My goal became to cross the last stream on this side of the mountain, get out of this unfamiliar neck of the woods, and find the "thin birch grove", sure sign that I am on the right path to where the bodies were found in May, 1959.
I believe that what saved me was that the cubs pooped first, and then the bear stopped, so when I followed their trail, because this is what led me to them, I was following trampled grass, the cubs were behind her. I was calling for help when Olga Taymen heard me. Women catch sounds with higher frequency than men, and I was screaming my head off. The contingency plan of my group was to climb on the ridge and wait to see the smoke from my fire but it didn't come to that. In retrospect, what I did right and wrong:
A must read: Staying Safe Around Bears (National Park Services)
On our way back we shared a ride with Elena and Timur Bakaev returning from a night on Otorten. They said that in the module where they spent the night was a note warning about a bear with three cubs that was chased down in the forest by dogs.
This is definitely not the case on the Dyatlov Pass. I am enclosing photos of how a rabbit got snuffed in seconds and the owner of the dog explained that his dog is raised in the city and here is overwhelmed by smells, his instincts go haywire. The bear I met had three cubs, and was chased by dogs into the forest. Somehow I don't feel like being the victim here and feel more like a trespasser.
The largest number of these animals in the world live here! And there’s not just one species, but three.
Russians joke that there’s a simple way to find out what kind of bear is chasing you: if you run, climb a tree and the bear climbs next to you, it’s a brown bear.

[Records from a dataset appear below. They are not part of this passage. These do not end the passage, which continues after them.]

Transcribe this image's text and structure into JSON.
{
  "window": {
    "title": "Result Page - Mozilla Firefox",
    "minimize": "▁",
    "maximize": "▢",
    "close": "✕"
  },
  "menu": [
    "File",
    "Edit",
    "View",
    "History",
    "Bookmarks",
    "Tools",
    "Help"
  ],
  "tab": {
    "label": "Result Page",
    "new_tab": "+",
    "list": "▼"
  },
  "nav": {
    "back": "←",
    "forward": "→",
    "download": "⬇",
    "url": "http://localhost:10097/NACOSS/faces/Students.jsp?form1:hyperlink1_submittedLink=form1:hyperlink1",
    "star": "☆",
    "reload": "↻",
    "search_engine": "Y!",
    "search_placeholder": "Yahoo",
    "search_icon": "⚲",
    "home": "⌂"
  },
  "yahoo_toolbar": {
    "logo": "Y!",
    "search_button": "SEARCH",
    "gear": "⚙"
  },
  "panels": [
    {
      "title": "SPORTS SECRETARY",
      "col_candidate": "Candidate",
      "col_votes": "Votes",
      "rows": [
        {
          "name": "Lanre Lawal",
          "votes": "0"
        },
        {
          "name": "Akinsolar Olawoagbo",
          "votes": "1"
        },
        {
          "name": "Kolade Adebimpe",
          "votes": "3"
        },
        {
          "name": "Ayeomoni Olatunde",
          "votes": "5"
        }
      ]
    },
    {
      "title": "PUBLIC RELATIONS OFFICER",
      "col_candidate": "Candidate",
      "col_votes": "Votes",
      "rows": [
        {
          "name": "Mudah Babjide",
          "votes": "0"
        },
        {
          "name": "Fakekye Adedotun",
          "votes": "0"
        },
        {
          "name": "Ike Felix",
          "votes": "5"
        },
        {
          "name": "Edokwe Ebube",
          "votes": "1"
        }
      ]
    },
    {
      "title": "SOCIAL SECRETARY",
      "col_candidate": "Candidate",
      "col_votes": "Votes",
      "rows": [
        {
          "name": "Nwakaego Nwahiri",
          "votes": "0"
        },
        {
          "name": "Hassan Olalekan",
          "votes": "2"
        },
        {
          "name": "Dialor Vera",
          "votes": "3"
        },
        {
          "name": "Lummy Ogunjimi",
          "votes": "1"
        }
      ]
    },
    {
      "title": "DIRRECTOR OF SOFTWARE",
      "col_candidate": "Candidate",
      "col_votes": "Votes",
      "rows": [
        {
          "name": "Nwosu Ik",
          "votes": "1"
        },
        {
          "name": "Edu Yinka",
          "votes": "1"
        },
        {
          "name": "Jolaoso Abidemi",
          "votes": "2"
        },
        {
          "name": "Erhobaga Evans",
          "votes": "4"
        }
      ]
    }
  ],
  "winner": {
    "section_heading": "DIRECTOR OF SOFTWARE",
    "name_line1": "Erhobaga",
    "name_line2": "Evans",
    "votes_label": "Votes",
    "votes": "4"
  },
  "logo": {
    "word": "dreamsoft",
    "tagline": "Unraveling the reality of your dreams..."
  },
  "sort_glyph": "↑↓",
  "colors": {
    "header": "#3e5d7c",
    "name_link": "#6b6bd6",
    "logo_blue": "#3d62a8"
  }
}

If you run, climb a tree and a bear shakes it, it’s a black bear. If you run, but there are NO trees, it’s most likely a polar bear.